A guide to craft chocolate - part 2
In the second part of his guide to craft chocolate, Phil Wain looks at process and sourcing
The Craft Process –Bean to Bar
Specialty chocolate, craft beer and bean to bar chocolate all arose as a reaction against the industrialised process of manufacture. Chocolate growing and processing has many commonalities with coffee and, just as the best coffee roasters avoid flavourings, dark roasts that mask flavours, and use only fresh natural coffee, bean to bar makers avoid industrial processes that mask flavours or damage the nutritional value (yes, chocolate is good for you).
Ama Uzowuru of Lucocoa again: “We have a well-established concept of what chocolate should taste like in the UK and the problem is that it's a myth! What we're used to eating from some of our biggest brands in the UK is over roasted badly made chocolate and quality wise it’s pretty hit and miss which leaves us thinking that dark chocolate is supposed to taste bitter, milk chocolate is far too sweet and white chocolate isn't chocolate at all.”
“The craft process takes days to make batches of chocolate.
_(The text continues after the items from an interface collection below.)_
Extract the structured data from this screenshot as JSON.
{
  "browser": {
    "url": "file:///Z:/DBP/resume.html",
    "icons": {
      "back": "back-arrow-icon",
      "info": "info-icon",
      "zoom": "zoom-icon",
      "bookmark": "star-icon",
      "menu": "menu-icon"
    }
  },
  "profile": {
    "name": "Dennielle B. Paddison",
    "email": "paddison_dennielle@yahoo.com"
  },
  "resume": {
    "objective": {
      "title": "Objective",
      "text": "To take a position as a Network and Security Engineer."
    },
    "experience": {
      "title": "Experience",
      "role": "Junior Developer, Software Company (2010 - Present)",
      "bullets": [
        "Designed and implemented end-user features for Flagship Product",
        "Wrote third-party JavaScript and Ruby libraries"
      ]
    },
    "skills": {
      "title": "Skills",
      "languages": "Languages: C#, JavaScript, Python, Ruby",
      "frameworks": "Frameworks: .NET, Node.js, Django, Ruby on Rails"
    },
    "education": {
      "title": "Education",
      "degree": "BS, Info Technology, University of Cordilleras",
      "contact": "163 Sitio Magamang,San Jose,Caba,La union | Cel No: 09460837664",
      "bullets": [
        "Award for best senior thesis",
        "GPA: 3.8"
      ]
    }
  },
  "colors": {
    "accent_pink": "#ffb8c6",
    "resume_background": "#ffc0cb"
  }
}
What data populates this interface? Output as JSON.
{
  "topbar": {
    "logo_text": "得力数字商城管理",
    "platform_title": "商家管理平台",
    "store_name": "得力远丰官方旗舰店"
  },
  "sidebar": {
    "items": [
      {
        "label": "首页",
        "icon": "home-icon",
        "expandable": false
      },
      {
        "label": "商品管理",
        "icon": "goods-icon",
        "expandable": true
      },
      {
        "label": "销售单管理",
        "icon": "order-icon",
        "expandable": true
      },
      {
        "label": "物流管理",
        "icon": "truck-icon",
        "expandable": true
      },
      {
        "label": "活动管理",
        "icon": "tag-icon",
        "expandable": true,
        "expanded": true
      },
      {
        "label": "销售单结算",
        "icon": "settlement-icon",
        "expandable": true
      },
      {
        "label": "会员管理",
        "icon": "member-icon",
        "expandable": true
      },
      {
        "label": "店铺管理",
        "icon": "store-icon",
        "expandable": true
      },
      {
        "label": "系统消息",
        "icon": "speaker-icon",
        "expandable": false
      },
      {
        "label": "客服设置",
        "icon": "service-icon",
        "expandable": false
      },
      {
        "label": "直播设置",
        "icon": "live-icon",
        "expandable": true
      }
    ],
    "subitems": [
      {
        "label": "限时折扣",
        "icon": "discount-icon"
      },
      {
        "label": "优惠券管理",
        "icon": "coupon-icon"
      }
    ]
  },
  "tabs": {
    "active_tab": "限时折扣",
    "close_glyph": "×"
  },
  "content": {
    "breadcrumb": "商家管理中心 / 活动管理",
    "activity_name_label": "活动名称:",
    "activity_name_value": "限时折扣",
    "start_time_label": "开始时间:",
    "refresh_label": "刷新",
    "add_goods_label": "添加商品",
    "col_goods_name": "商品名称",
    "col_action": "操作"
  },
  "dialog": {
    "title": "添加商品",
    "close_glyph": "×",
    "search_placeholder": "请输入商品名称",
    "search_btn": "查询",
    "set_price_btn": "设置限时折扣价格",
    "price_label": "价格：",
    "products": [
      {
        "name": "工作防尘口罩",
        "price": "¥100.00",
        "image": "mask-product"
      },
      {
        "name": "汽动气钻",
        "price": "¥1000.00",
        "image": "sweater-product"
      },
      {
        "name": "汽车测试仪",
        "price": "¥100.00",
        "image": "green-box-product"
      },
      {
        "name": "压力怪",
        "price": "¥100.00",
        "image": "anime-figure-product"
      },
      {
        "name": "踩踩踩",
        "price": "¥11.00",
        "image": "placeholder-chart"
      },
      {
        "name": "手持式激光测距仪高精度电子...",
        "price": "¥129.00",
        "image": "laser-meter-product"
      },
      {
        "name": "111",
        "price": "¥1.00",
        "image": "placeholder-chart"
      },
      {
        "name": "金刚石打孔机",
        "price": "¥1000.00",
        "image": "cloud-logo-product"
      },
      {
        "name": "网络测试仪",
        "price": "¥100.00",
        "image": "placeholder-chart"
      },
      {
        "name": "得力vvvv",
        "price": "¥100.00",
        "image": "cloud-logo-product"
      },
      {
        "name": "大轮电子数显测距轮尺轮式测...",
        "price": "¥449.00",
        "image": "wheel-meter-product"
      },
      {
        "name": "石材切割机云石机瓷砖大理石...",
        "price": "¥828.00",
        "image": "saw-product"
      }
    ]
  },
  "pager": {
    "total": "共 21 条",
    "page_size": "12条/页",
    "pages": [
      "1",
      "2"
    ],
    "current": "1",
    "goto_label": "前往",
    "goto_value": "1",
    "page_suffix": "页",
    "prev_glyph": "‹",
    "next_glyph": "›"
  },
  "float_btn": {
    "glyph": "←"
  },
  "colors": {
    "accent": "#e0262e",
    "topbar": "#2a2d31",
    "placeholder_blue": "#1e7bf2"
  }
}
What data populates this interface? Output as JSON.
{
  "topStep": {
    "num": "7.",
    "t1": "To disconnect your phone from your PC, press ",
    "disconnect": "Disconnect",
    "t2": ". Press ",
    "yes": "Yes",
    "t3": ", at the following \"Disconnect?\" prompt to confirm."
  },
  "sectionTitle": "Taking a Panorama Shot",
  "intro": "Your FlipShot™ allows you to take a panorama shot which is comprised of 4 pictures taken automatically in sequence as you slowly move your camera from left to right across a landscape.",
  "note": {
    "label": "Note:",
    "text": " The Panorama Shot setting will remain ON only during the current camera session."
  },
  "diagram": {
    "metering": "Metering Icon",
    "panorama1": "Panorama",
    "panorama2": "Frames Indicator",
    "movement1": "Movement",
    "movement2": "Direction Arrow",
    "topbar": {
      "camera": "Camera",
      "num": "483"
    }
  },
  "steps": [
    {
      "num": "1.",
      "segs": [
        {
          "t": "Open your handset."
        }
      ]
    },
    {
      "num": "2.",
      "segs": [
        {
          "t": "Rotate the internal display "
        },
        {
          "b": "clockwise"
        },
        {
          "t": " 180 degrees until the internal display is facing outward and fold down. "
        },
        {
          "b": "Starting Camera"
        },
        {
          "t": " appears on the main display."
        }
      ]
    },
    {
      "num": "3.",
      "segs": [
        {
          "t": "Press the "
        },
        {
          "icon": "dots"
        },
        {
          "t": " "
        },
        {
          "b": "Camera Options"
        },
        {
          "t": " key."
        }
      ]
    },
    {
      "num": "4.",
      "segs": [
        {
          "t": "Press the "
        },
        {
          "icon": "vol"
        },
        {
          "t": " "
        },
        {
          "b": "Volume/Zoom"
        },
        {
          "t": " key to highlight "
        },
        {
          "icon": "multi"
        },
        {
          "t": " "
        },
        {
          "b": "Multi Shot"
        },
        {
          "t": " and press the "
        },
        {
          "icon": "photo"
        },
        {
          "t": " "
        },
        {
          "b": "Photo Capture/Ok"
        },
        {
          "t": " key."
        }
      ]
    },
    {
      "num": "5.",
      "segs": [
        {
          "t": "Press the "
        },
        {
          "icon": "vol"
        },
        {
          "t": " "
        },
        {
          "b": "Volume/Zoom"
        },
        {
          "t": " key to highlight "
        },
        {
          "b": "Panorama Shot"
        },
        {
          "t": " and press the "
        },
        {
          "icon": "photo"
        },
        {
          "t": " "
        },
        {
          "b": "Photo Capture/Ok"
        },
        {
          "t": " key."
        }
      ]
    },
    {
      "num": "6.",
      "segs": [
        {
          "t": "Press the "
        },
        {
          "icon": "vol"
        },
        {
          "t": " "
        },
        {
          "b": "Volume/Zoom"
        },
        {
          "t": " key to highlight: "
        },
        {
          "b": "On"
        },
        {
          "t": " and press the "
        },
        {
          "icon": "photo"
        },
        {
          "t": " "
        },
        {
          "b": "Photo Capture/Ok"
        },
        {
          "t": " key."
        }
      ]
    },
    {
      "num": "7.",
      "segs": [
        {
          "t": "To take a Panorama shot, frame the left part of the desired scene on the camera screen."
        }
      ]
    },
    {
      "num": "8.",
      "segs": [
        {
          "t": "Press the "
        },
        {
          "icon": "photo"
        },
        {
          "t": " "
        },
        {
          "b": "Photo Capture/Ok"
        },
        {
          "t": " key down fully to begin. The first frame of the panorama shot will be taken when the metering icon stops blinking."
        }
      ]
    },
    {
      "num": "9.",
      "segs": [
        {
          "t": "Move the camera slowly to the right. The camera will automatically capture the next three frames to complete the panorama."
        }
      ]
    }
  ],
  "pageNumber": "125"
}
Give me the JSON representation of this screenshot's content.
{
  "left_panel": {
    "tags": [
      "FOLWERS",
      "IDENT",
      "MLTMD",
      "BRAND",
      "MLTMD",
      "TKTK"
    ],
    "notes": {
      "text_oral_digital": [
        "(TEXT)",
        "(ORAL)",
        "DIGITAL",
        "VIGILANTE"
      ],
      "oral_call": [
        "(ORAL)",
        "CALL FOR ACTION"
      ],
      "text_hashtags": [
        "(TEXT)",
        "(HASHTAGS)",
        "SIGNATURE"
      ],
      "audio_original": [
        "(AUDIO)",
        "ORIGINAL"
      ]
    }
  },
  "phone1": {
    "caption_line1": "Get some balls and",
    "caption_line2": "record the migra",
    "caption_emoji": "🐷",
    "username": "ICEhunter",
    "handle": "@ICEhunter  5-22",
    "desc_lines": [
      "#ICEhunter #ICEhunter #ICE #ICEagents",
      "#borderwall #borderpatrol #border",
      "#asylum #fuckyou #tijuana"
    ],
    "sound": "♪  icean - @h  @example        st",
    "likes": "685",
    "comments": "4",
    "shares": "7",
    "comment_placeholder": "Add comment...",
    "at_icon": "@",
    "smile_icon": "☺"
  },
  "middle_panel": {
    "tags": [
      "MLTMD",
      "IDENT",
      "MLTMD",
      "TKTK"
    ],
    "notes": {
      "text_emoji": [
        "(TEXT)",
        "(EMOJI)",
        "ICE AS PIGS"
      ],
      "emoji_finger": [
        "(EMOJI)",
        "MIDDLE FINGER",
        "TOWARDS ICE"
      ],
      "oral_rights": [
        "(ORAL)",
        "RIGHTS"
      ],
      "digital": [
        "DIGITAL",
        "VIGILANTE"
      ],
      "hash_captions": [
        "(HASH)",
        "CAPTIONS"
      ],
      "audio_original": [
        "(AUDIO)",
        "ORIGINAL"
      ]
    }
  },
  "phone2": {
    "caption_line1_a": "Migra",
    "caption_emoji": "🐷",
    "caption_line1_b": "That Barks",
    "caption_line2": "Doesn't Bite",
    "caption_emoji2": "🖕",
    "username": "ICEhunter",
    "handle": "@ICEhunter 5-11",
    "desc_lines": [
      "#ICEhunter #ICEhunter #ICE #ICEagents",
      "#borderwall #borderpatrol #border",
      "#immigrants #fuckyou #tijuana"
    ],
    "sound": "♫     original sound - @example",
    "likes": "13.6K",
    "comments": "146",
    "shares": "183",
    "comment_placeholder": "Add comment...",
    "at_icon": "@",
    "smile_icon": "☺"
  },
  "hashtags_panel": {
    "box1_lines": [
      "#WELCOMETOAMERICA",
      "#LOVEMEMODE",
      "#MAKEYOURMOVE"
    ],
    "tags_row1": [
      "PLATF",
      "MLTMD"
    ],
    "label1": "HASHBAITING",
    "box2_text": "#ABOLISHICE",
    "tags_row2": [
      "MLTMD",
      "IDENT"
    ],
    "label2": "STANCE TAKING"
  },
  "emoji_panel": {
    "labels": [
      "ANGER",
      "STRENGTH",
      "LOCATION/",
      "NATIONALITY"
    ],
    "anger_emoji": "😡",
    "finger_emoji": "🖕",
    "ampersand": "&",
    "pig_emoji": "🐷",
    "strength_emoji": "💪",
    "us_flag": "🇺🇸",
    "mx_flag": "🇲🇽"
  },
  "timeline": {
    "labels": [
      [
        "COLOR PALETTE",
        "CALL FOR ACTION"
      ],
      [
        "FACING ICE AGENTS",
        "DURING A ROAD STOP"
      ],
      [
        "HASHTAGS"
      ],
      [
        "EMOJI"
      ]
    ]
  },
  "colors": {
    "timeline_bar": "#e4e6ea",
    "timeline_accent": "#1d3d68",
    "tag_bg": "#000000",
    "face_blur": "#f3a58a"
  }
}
We tirelessly hand sort our beans and then work out what the right time and temperature is to get the best out of each origin. This delicate slow process ensures that the end result is a special chocolate bar.”
Our beloved coffee, tea and chocolate have histories steeped in colonial history and the exploitation of farmers. There’s no getting away from that. At the same time as Cadbury’s Quaker owners were rightly praised for their desire to improve British workers’ living conditions, those of West African chocolate farmers were far less pleasant. Even today, child labour and slavery is common in cocoa production in West Africa, especially the Ivory Coast. Just like commodity coffee farmers, these farmers are at the mercy of speculative markets that can make their production worthless. Much of this chocolate is imported via Belgium which (somewhat counterintuitively) now has a terrible reputation for chocolate among the craft chocolate community. That much of West Africa was planted with high yield, less flavoursome varietals is also a factor although the infamous slogan of a top Belgian chocolate produce to ‘eradicate child labour from our supply by 2025’ is telling. Many craft chocolate producers avoid West African chocolate for those reasons. However, this raises its own questions and we have been delighted to hear of some companies such as Divine’s more even-handed trade with West Africa, using fair trade to give farmers a share of profits.
Check out part 1 of Phil's guide here
Image courtesy of Cocoa Runners